It doesn’t sound nearly as exciting on paper as it does in person! I haven’t felt this kind of mental inspiration since I was a grad student at Bastyr University in the mid-90’s. (Jeff Bland, founded IFM and was also one of the original founders of Bastyr University so a lot of the information is similar.) It’s pretty cool to sit in a room with so many like-minded colleagues while we learn revolutionary therapies.
If you or someone you know could use an IFM practitioner, I highly recommend finding a Functional Medicine practitioner in your area (please note: there are still very few out there). While the health care debate rages on and people continue to suffer from chronic disease, Functional Medicine provides a cost-effective solution that truly heals people and improves quality of life – it is the medicine for the 21st century.
Since I’m spending 9 hours a day absorbing biochemistry (at least trying to!), I don’t have much time to write a post. So, I thought I’d collect some interesting food news for you instead – a lot is happening in the Food Movement lately!
USDA Promotes Local Foods and Farming Campaign
Agriculture Secretary Tom Vilsack and Deputy Secretary Kathleen Merrigan, announced a new campaign last week called, “Know Your Farmer, Know Your Food.” They are giving out $65 million to help connect small famers with communities that want (and need) access to local foods. And I am thrilled by the part of the initiative that will help children connect where their food comes from and provide more local foods in school lunches. There will be farm-to-school tactical teams to assist school administers! This means that a movement that has been struggling for years will now receive a major boost from the United States government. The Obama administration deserves major kudos for making such headway in food and agriculture in less than one year. Very exciting!
New White House Farmer’s Market
The new White House Farmer’s Market was just christened by Michelle Obama. The Washington Post wrote a snarky article about it which I’m not linking to because I much prefer the eloquent and educational piece written by blogger, Obama Foodorama. Obama Foodorama discussed the crucial issues regarding food, families, kids, and local foods that Michelle Obama is bringing to the forefront of American politics. So many firsts: This is the first time that a First Lady and the USDA have forged a partnership – and she is also the “only First Lady to ever have a food policy agenda, a food policy team, and a Food Initiative Coordinator.” Read on to learn about how Michelle Obama is finding clever ways to improve our food system without ever stepping foot into Congress. She is truly a pioneer for the Food Movement.
Two Terrific, Short Videos to Promote Better School Lunches

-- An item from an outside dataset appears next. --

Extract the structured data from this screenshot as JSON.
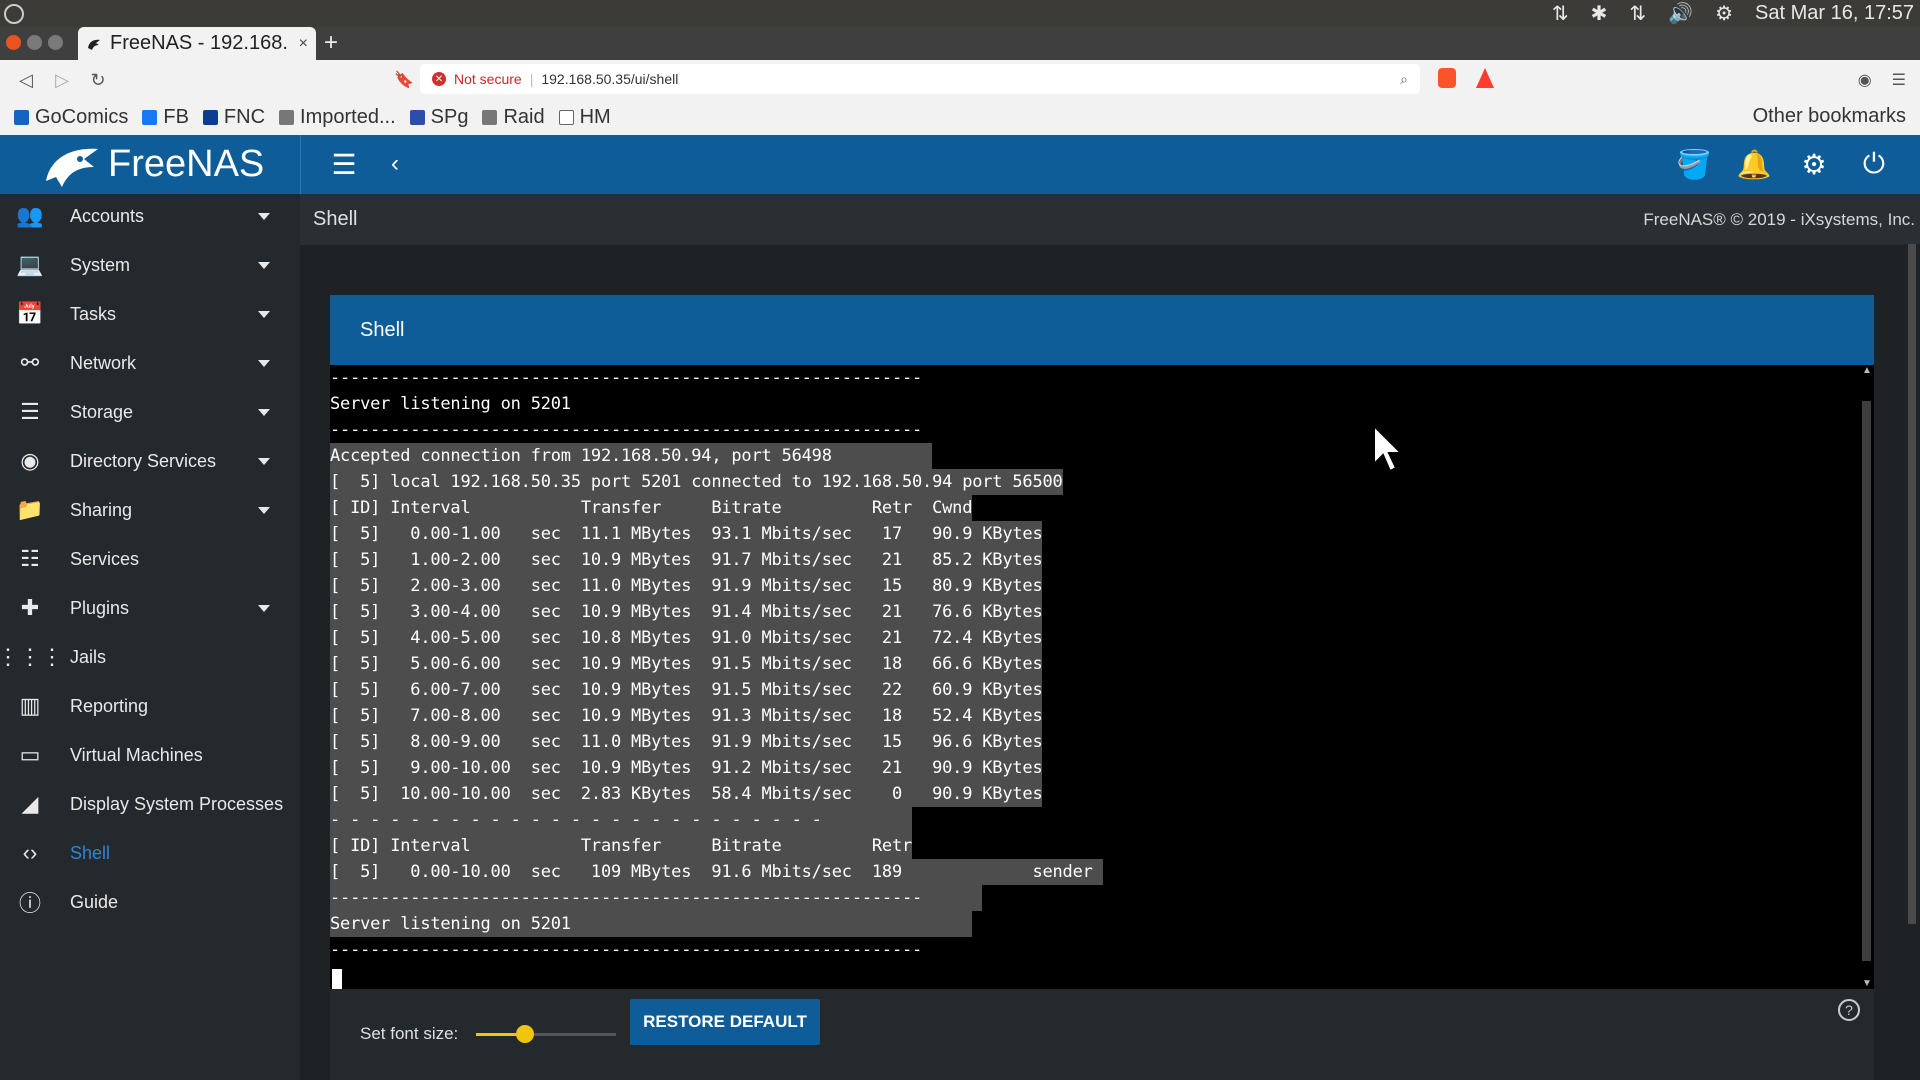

The Child Nutrition Reauthorization Act is up for re-signing next week (though it’s not clear when it will actually be signed) so two marvelous videos were created to help promote stronger nutrition guidelines in school feeding programs. One is Lunch Encounters, a spoof of Close Encounters of the Third Kind, and “Priceless,” a MasterCard parody. Check out the videos and learn more about what you can do to help improve school lunches for American children.